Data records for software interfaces
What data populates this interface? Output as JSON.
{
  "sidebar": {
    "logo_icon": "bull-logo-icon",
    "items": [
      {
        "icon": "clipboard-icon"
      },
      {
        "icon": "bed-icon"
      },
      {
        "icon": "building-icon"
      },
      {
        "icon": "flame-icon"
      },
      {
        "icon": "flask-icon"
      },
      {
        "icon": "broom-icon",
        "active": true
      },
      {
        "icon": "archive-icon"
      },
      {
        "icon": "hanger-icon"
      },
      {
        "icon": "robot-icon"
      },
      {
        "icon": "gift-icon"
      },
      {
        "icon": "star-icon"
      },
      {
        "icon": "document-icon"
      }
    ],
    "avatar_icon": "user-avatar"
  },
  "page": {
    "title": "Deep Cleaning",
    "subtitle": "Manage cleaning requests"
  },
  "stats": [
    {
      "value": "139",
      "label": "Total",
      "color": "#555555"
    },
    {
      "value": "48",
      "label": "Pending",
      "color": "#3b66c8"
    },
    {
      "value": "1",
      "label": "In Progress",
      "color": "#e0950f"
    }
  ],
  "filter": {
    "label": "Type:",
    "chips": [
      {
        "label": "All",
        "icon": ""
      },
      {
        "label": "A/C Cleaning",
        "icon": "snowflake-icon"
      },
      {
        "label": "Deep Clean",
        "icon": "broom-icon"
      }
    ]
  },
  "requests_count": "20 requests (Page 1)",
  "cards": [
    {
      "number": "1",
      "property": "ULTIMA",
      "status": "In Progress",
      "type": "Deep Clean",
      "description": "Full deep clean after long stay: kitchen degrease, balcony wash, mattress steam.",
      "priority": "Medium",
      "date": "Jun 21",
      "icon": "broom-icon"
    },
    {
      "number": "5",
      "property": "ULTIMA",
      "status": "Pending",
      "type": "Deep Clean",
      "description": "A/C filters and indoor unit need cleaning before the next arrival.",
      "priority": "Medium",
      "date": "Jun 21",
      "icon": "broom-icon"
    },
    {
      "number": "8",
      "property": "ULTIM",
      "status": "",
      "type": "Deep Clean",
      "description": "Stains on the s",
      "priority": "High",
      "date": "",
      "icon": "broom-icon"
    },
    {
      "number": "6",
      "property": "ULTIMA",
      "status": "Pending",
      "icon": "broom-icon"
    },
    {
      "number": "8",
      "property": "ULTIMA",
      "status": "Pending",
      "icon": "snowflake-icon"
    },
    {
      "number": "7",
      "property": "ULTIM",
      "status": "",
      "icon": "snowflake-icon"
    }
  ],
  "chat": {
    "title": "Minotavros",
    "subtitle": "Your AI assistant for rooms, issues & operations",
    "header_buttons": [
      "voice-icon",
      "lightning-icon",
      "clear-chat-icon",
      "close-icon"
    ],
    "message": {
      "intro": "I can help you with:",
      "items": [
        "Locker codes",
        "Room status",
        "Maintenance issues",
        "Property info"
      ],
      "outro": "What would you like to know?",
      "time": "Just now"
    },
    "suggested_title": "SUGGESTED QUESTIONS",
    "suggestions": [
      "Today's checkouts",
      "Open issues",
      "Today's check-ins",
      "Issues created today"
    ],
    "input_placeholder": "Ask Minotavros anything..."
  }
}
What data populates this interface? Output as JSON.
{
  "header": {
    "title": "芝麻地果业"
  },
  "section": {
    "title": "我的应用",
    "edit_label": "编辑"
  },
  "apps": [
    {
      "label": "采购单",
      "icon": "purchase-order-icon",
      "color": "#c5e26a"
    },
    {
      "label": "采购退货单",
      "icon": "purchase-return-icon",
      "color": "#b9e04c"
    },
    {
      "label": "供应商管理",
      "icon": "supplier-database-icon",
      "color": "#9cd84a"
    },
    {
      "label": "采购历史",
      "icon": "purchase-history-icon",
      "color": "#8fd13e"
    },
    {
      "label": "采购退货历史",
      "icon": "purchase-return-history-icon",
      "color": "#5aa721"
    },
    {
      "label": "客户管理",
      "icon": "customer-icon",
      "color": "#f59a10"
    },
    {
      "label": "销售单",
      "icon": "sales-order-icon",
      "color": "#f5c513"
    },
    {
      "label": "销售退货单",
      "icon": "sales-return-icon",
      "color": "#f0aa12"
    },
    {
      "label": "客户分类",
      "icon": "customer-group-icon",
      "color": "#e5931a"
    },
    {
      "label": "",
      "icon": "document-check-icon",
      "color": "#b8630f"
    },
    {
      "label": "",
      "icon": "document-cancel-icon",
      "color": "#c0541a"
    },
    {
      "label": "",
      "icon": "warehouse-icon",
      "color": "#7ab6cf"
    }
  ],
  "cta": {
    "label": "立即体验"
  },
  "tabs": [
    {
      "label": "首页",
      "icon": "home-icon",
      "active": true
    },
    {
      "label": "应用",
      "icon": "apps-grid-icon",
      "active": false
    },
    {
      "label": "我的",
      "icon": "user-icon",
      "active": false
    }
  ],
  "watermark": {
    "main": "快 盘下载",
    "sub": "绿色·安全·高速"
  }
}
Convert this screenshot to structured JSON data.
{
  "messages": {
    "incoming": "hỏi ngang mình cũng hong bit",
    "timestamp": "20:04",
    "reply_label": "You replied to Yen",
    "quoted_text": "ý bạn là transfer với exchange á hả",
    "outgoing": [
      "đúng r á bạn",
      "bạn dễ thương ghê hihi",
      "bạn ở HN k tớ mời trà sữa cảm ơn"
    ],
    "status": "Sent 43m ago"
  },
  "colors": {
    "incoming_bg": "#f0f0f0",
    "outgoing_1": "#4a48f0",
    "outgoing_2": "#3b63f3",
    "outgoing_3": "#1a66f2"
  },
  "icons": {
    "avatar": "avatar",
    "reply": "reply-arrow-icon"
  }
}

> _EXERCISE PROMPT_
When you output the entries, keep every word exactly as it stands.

> _EXPECTED ANSWER_
What data populates this interface? Output as JSON.
{
  "sidebar": {
    "logo_icon": "bull-logo-icon",
    "items": [
      {
        "icon": "clipboard-icon"
      },
      {
        "icon": "bed-icon"
      },
      {
        "icon": "building-icon"
      },
      {
        "icon": "flame-icon"
      },
      {
        "icon": "flask-icon"
      },
      {
        "icon": "broom-icon",
        "active": true
      },
      {
        "icon": "archive-icon"
      },
      {
        "icon": "hanger-icon"
      },
      {
        "icon": "robot-icon"
      },
      {
        "icon": "gift-icon"
      },
      {
        "icon": "star-icon"
      },
      {
        "icon": "document-icon"
      }
    ],
    "avatar_icon": "user-avatar"
  },
  "page": {
    "title": "Deep Cleaning",
    "subtitle": "Manage cleaning requests"
  },
  "stats": [
    {
      "value": "139",
      "label": "Total",
      "color": "#555555"
    },
    {
      "value": "48",
      "label": "Pending",
      "color": "#3b66c8"
    },
    {
      "value": "1",
      "label": "In Progress",
      "color": "#e0950f"
    }
  ],
  "filter": {
    "label": "Type:",
    "chips": [
      {
        "label": "All",
        "icon": ""
      },
      {
        "label": "A/C Cleaning",
        "icon": "snowflake-icon"
      },
      {
        "label": "Deep Clean",
        "icon": "broom-icon"
      }
    ]
  },
  "requests_count": "20 requests (Page 1)",
  "cards": [
    {
      "number": "1",
      "property": "ULTIMA",
      "status": "In Progress",
      "type": "Deep Clean",
      "description": "Full deep clean after long stay: kitchen degrease, balcony wash, mattress steam.",
      "priority": "Medium",
      "date": "Jun 21",
      "icon": "broom-icon"
    },
    {
      "number": "5",
      "property": "ULTIMA",
      "status": "Pending",
      "type": "Deep Clean",
      "description": "A/C filters and indoor unit need cleaning before the next arrival.",
      "priority": "Medium",
      "date": "Jun 21",
      "icon": "broom-icon"
    },
    {
      "number": "8",
      "property": "ULTIM",
      "status": "",
      "type": "Deep Clean",
      "description": "Stains on the s",
      "priority": "High",
      "date": "",
      "icon": "broom-icon"
    },
    {
      "number": "6",
      "property": "ULTIMA",
      "status": "Pending",
      "icon": "broom-icon"
    },
    {
      "number": "8",
      "property": "ULTIMA",
      "status": "Pending",
      "icon": "snowflake-icon"
    },
    {
      "number": "7",
      "property": "ULTIM",
      "status": "",
      "icon": "snowflake-icon"
    }
  ],
  "chat": {
    "title": "Minotavros",
    "subtitle": "Your AI assistant for rooms, issues & operations",
    "header_buttons": [
      "voice-icon",
      "lightning-icon",
      "clear-chat-icon",
      "close-icon"
    ],
    "message": {
      "intro": "I can help you with:",
      "items": [
        "Locker codes",
        "Room status",
        "Maintenance issues",
        "Property info"
      ],
      "outro": "What would you like to know?",
      "time": "Just now"
    },
    "suggested_title": "SUGGESTED QUESTIONS",
    "suggestions": [
      "Today's checkouts",
      "Open issues",
      "Today's check-ins",
      "Issues created today"
    ],
    "input_placeholder": "Ask Minotavros anything..."
  }
}
What data populates this interface? Output as JSON.
{
  "header": {
    "title": "芝麻地果业"
  },
  "section": {
    "title": "我的应用",
    "edit_label": "编辑"
  },
  "apps": [
    {
      "label": "采购单",
      "icon": "purchase-order-icon",
      "color": "#c5e26a"
    },
    {
      "label": "采购退货单",
      "icon": "purchase-return-icon",
      "color": "#b9e04c"
    },
    {
      "label": "供应商管理",
      "icon": "supplier-database-icon",
      "color": "#9cd84a"
    },
    {
      "label": "采购历史",
      "icon": "purchase-history-icon",
      "color": "#8fd13e"
    },
    {
      "label": "采购退货历史",
      "icon": "purchase-return-history-icon",
      "color": "#5aa721"
    },
    {
      "label": "客户管理",
      "icon": "customer-icon",
      "color": "#f59a10"
    },
    {
      "label": "销售单",
      "icon": "sales-order-icon",
      "color": "#f5c513"
    },
    {
      "label": "销售退货单",
      "icon": "sales-return-icon",
      "color": "#f0aa12"
    },
    {
      "label": "客户分类",
      "icon": "customer-group-icon",
      "color": "#e5931a"
    },
    {
      "label": "",
      "icon": "document-check-icon",
      "color": "#b8630f"
    },
    {
      "label": "",
      "icon": "document-cancel-icon",
      "color": "#c0541a"
    },
    {
      "label": "",
      "icon": "warehouse-icon",
      "color": "#7ab6cf"
    }
  ],
  "cta": {
    "label": "立即体验"
  },
  "tabs": [
    {
      "label": "首页",
      "icon": "home-icon",
      "active": true
    },
    {
      "label": "应用",
      "icon": "apps-grid-icon",
      "active": false
    },
    {
      "label": "我的",
      "icon": "user-icon",
      "active": false
    }
  ],
  "watermark": {
    "main": "快 盘下载",
    "sub": "绿色·安全·高速"
  }
}
Convert this screenshot to structured JSON data.
{
  "messages": {
    "incoming": "hỏi ngang mình cũng hong bit",
    "timestamp": "20:04",
    "reply_label": "You replied to Yen",
    "quoted_text": "ý bạn là transfer với exchange á hả",
    "outgoing": [
      "đúng r á bạn",
      "bạn dễ thương ghê hihi",
      "bạn ở HN k tớ mời trà sữa cảm ơn"
    ],
    "status": "Sent 43m ago"
  },
  "colors": {
    "incoming_bg": "#f0f0f0",
    "outgoing_1": "#4a48f0",
    "outgoing_2": "#3b63f3",
    "outgoing_3": "#1a66f2"
  },
  "icons": {
    "avatar": "avatar",
    "reply": "reply-arrow-icon"
  }
}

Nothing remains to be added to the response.